  15. 15. 15 Nebraska (to identify land application or other non-disposal methods for petroleum contaminated soils) New Hampshire (for waste-derived products) New Jersey New York North Dakota Oklahoma Oregon Pennsylvania Rhode Island Texas Virginia Washington West Virginia Wisconsin Regulations vs. Policy Attachment 6 provides links to the states that have policies or regulations incorporating beneficial use of industrial waste. Sometimes the states incorporate permits by rule, if an applicant meets the criteria in the regulation, they are permitted to implement the beneficial use without completing any specific approval requirements. Other states have outlined the process for an applicant to submit a beneficial use determination application that then requires a specific authorization prior to implementation. Samples of both the regulations and BUD applications were posted to the URS/St. Louis County document repository site. Conclusion The Literature Review of Beneficial Use programs including data on policies, acceptable uses, waste streams implemented, state contacts, waste exchanges and ordinances yielded a wealth of information that will assist St. Louis County in developing its own program using the experience and examples of the other states, while incorporating specifics to maximize local waste generation characteristics.
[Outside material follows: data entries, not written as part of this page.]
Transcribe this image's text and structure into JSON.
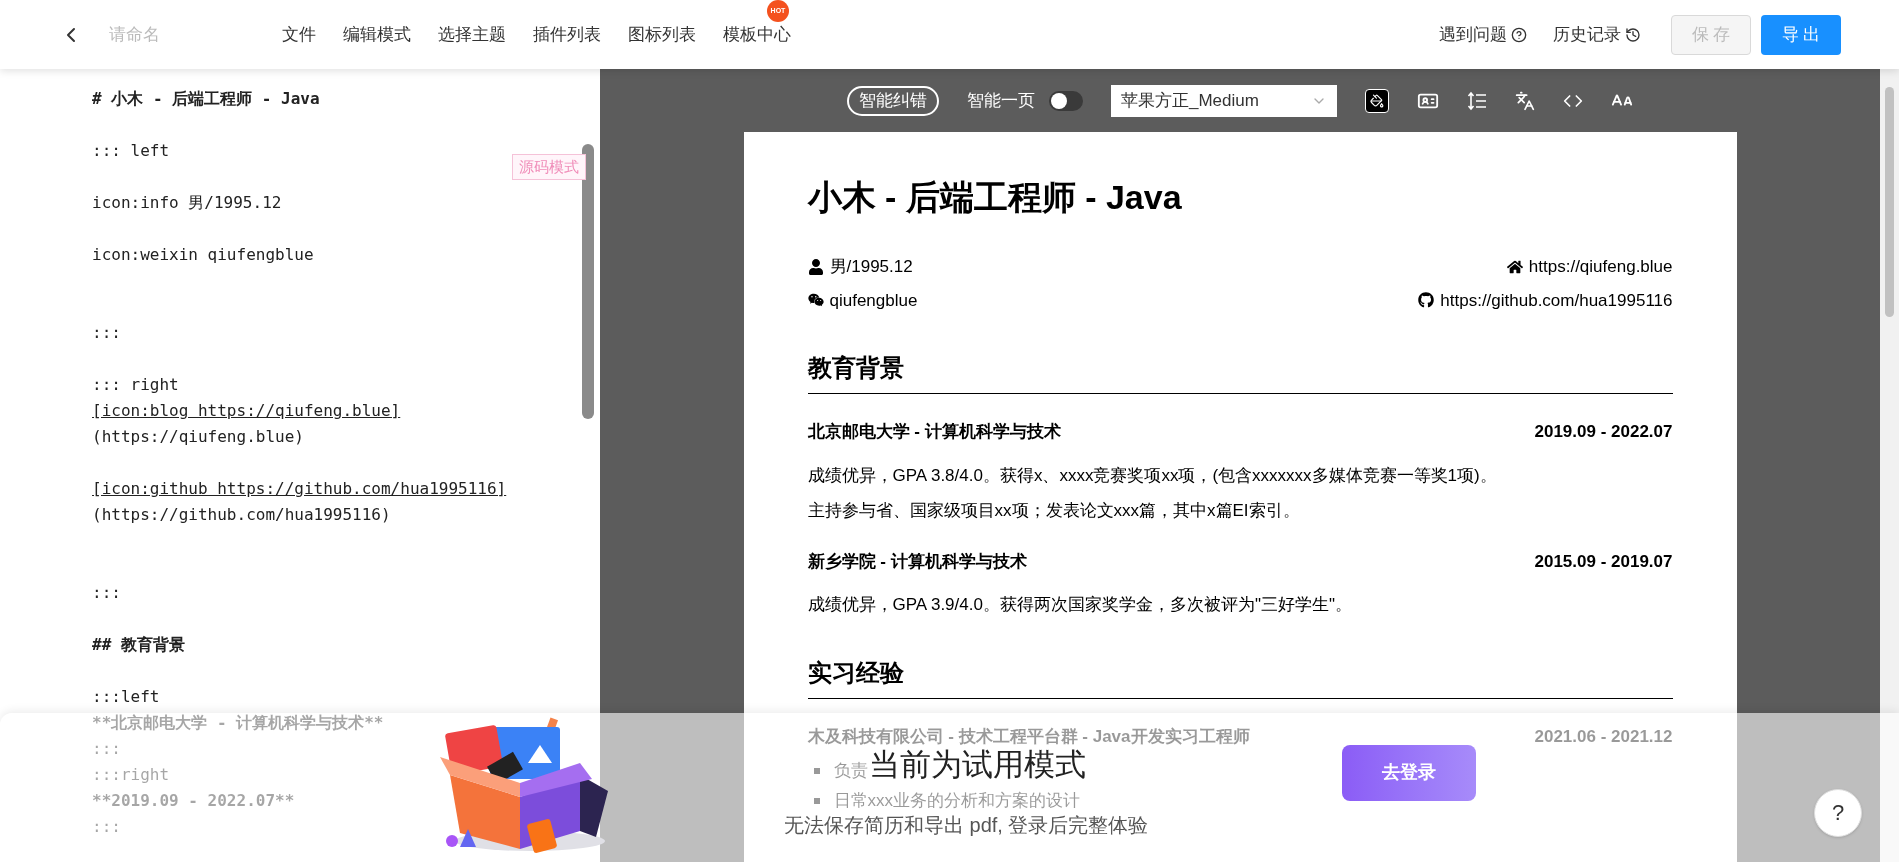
{
  "topbar": {
    "title_placeholder": "请命名",
    "menu": [
      {
        "label": "文件"
      },
      {
        "label": "编辑模式"
      },
      {
        "label": "选择主题"
      },
      {
        "label": "插件列表"
      },
      {
        "label": "图标列表"
      },
      {
        "label": "模板中心",
        "badge": "HOT"
      }
    ],
    "help": "遇到问题",
    "history": "历史记录",
    "save": {
      "label": "保 存",
      "disabled": true
    },
    "export": "导 出"
  },
  "editor": {
    "mode_badge": "源码模式",
    "lines": [
      {
        "kind": "heading",
        "text": "# 小木 - 后端工程师 - Java"
      },
      {
        "kind": "blank"
      },
      {
        "kind": "plain",
        "text": "::: left"
      },
      {
        "kind": "blank"
      },
      {
        "kind": "plain",
        "text": "icon:info 男/1995.12"
      },
      {
        "kind": "blank"
      },
      {
        "kind": "plain",
        "text": "icon:weixin qiufengblue"
      },
      {
        "kind": "blank"
      },
      {
        "kind": "blank"
      },
      {
        "kind": "plain",
        "text": ":::"
      },
      {
        "kind": "blank"
      },
      {
        "kind": "plain",
        "text": "::: right"
      },
      {
        "kind": "link",
        "text": "[icon:blog https://qiufeng.blue]"
      },
      {
        "kind": "plain",
        "text": "(https://qiufeng.blue)"
      },
      {
        "kind": "blank"
      },
      {
        "kind": "link",
        "text": "[icon:github https://github.com/hua1995116]"
      },
      {
        "kind": "plain",
        "text": "(https://github.com/hua1995116)"
      },
      {
        "kind": "blank"
      },
      {
        "kind": "blank"
      },
      {
        "kind": "plain",
        "text": ":::"
      },
      {
        "kind": "blank"
      },
      {
        "kind": "heading",
        "text": "## 教育背景"
      },
      {
        "kind": "blank"
      },
      {
        "kind": "plain",
        "text": ":::left"
      },
      {
        "kind": "heading",
        "text": "**北京邮电大学 - 计算机科学与技术**"
      },
      {
        "kind": "plain",
        "text": ":::"
      },
      {
        "kind": "plain",
        "text": ":::right"
      },
      {
        "kind": "heading",
        "text": "**2019.09 - 2022.07**"
      },
      {
        "kind": "plain",
        "text": ":::"
      }
    ]
  },
  "preview_toolbar": {
    "autocorrect": "智能纠错",
    "one_page": {
      "label": "智能一页",
      "on": false
    },
    "font": "苹果方正_Medium"
  },
  "resume": {
    "name": "小木 - 后端工程师 - Java",
    "contacts": [
      {
        "kind": "user",
        "text": "男/1995.12"
      },
      {
        "kind": "home",
        "text": "https://qiufeng.blue"
      },
      {
        "kind": "wechat",
        "text": "qiufengblue"
      },
      {
        "kind": "github",
        "text": "https://github.com/hua1995116"
      }
    ],
    "sections": [
      {
        "title": "教育背景",
        "entries": [
          {
            "org": "北京邮电大学 - 计算机科学与技术",
            "date": "2019.09 - 2022.07",
            "paragraphs": [
              "成绩优异，GPA 3.8/4.0。获得x、xxxx竞赛奖项xx项，(包含xxxxxxx多媒体竞赛一等奖1项)。",
              "主持参与省、国家级项目xx项；发表论文xxx篇，其中x篇EI索引。"
            ]
          },
          {
            "org": "新乡学院 - 计算机科学与技术",
            "date": "2015.09 - 2019.07",
            "paragraphs": [
              "成绩优异，GPA 3.9/4.0。获得两次国家奖学金，多次被评为\"三好学生\"。"
            ]
          }
        ]
      },
      {
        "title": "实习经验",
        "entries": [
          {
            "org": "木及科技有限公司 - 技术工程平台群 - Java开发实习工程师",
            "date": "2021.06 - 2021.12",
            "bullets": [
              "负责",
              "日常xxx业务的分析和方案的设计"
            ]
          }
        ]
      }
    ]
  },
  "trial_banner": {
    "title": "当前为试用模式",
    "subtitle": "无法保存简历和导出 pdf, 登录后完整体验",
    "login": "去登录",
    "help": "?"
  }
}
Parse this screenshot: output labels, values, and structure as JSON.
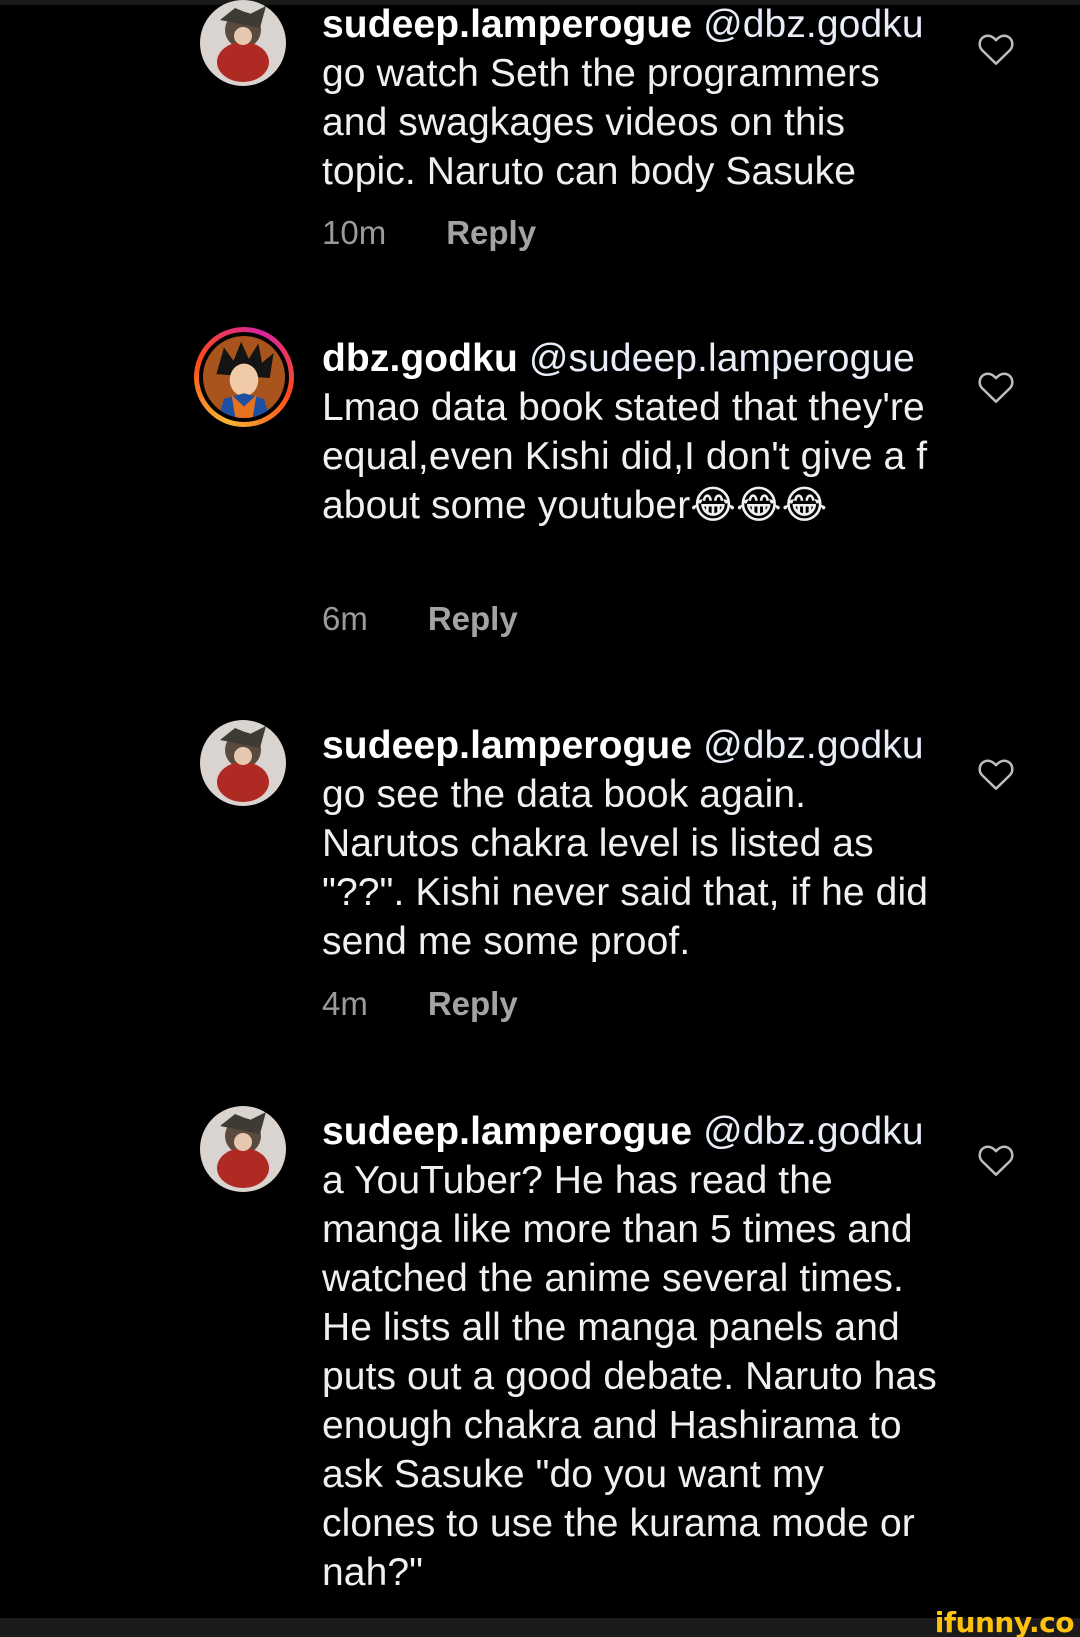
{
  "comments": [
    {
      "username": "sudeep.lamperogue",
      "mention": "@dbz.godku",
      "text": "go watch Seth the programmers and swagkages videos on this topic. Naruto can body Sasuke",
      "time": "10m",
      "reply_label": "Reply",
      "avatar_icon": "anime-character-avatar-icon"
    },
    {
      "username": "dbz.godku",
      "mention": "@sudeep.lamperogue",
      "text": "Lmao data book stated that they're equal,even Kishi did,I don't give a f about some youtuber😂😂😂",
      "time": "6m",
      "reply_label": "Reply",
      "avatar_icon": "goku-avatar-icon"
    },
    {
      "username": "sudeep.lamperogue",
      "mention": "@dbz.godku",
      "text": "go see the data book again. Narutos chakra level is listed as \"??\". Kishi never said that, if he did send me some proof.",
      "time": "4m",
      "reply_label": "Reply",
      "avatar_icon": "anime-character-avatar-icon"
    },
    {
      "username": "sudeep.lamperogue",
      "mention": "@dbz.godku",
      "text": "a YouTuber? He has read the manga like more than 5 times and watched the anime several times. He lists all the manga panels and puts out a good debate. Naruto has enough chakra and Hashirama to ask Sasuke \"do you want my clones to use the kurama mode or nah?\"",
      "avatar_icon": "anime-character-avatar-icon"
    }
  ],
  "watermark": "ifunny.co",
  "colors": {
    "background": "#000000",
    "text": "#f0f0f0",
    "meta": "#9a9a9a",
    "watermark": "#ffc20e"
  }
}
  16. 16. 16 Bibliography 1. State Database for Beneficial Use Determinations: 2. Connecticut Approval Process: 3. Beneficial Use Portal: 4. U. S. EPA Waste Characterization website: 5. ASTSWMO 2006 Beneficial Use Survey Report, Association of State and Territorial Solid Waste Management Officials, November 2007. 6. Industrial Materials Recycling Database: http://www.epa.gpv/osw/conserve/imr/indet.htm 7. Northeast Waste Management Officials Association: 8. Construction and Demolition Recycling Association: 9. Shingle Recycling: 10. US EPA Industrial Materials Recycling Website: 11. Foundry Industry Recycling Starts Today: 12. Concrete Recycling: 13. Drywall Recycling: 14. Solid Waste Management Coordinating Board: management-coordinating-board 15. Gypsum Association: 16. Recycling Markets Database: 17. Cal Recycle: 18. Institute for Self Reliance: 19. Iowa Regulations: Iowa Administrative Code 567 Chapter 108 20. 21. Iowa Waste Exchange: .aspx 22. Kansas Reuse of Tires: 23. Kentucky Energy & Environment Cabinet Tire Grant Awards: nces%202013%20grant%20recipients.pdf 24. Massachusetts Beneficial Use of Asphalt, brick and rubble: brick-and-concrete-.html 25. Mid-Atlantic Consortium of Recycling and Economic Development Officials (MACREDO):